Published:  17 April, 2020

Ted Sandbach, MD, at Oxford Wine Company, gives Lisa Riley a glimpse of the realities of life as a multifaceted indie merchant adjusting to lockdown.

“The Oxford Wine Company and the rest of the group have had to deal with different situations and make some big adjustments. The Oxford Wine Cafe has obviously closed completely with all staff furloughed but because the rateable value of the property is over the £51k threshold there is no magic grant payment so we just have to sit it out whilst our landlord insists on charging full rent although deferred. I am paying half and we can argue about the rest later! 

“The Sandy's Piano Bars (Oxford and Chelsea) have closed completely, the latter two weeks after opening! George Sandbach, the owner, has furloughed all staff and the London branch does not qualify for any grant payments. The early signs are that the landlord is sympathetic but in Oxford there is an insistence on full rent being paid, albeit deferred.   

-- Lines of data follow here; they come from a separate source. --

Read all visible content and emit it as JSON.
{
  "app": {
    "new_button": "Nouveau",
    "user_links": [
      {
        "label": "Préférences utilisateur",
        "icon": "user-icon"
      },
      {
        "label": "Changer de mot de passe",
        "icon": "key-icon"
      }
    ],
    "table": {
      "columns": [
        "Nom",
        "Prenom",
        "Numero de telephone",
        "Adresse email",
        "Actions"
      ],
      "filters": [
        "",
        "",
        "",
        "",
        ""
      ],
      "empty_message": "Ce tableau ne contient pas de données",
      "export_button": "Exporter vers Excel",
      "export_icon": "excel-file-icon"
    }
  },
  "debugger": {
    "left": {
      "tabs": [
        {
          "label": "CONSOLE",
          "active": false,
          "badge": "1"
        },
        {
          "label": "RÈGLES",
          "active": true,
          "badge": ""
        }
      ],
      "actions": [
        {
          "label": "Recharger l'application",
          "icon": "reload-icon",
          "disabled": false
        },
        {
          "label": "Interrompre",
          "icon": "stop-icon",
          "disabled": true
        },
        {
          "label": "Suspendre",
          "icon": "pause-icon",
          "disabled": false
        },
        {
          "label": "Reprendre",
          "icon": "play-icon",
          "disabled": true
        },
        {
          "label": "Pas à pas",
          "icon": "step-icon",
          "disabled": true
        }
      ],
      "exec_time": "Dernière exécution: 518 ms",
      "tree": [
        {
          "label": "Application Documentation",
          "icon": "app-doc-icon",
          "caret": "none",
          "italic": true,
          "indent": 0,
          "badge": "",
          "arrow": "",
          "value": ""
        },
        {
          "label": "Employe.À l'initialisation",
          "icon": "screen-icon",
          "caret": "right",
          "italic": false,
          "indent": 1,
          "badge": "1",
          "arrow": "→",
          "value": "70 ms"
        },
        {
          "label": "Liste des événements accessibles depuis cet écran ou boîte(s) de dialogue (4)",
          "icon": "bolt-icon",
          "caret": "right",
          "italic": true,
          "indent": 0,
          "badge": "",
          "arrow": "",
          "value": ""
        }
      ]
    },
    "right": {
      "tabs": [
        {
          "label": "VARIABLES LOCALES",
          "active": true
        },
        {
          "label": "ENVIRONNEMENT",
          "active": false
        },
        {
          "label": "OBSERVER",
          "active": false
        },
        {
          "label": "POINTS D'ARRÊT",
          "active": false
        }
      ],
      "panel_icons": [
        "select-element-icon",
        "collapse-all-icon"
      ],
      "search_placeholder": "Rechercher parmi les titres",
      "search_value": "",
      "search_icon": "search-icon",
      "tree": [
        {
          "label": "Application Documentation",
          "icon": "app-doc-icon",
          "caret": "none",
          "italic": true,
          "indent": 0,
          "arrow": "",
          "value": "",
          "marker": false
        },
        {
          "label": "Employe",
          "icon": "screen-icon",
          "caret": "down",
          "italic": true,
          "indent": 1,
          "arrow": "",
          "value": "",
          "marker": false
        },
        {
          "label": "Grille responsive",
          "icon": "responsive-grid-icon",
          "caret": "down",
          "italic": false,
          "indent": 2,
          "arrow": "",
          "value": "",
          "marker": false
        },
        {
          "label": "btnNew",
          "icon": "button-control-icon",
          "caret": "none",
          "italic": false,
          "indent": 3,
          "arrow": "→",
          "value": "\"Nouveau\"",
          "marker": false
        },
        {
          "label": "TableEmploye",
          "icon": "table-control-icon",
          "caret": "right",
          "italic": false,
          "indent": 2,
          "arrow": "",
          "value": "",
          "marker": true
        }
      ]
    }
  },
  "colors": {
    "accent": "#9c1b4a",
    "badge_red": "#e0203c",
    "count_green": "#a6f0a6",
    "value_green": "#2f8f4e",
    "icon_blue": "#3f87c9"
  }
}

The Oxford Wine Company initially kept all shops open to compensate for the trade accounts completely drying up. However after a slight false alarm, and when Boris announced that wine was an essential purchase, we reopened Botley Road, which is very accessible, and our head office and shop near Witney. Turl Street remains closed, partly because Oxford city centre is dead but also because the space was too small to successfully operate social distancing. Again our landlord has insisted on full rent. Has anyone spotted a pattern here? Would one possibly suggest that they are still chatting over early evening sherry?   

“Two things have taken us by surprise though. Firstly the roaring trade in retail from the Botley Road shop and secondly and more importantly the mail order/web side of the business. We have laid off 17 staff but kept on eight and we spend the whole day fulfilling mail order - we get over 100 drops a day at sensible prices and money straight into the bank. The drivers have been magnificent and in most cases we are turning around orders in 24 hours. These eight staff are working six full days a week and we have all (myself included) worked out a slick but tiring routine which is proving mega efficient. The web is being managed carefully and by utilising  our reserves in bond and some UK suppliers we are keeping stocks at a sensible level. Orders from Europe are taking a little long but with so many lines we are still offering a comprehensive range to the public. 

“The real challenge now is to hold on to all these customers who have emerged from the woodwork and stop them going back to previous suppliers, whether that be a supermarket or mail order company. With some of the bigger names being unable to cope with the demand we now need to capitalise on this. 

“Discussions have already been taking place as to how we take this forward and I have plans and staff in place to develop a third major string to our bow alongside wholesale and retail (four shops). We did almost five times more in the first week of the shutdown than we did in the whole of December last year and this has not let up. A new website was planned anyway but we now need to capitalise on the marketing and social media. We now recognise the huge contribution web orders can make to our profit and our cashflow. Maintaining this service will be hard but the future is exciting - we are all very bullish here.

“I hope other independent merchants are coping - we wish you all well and just hope that the public at least begin to realise that supporting your local merchant really does make sense.”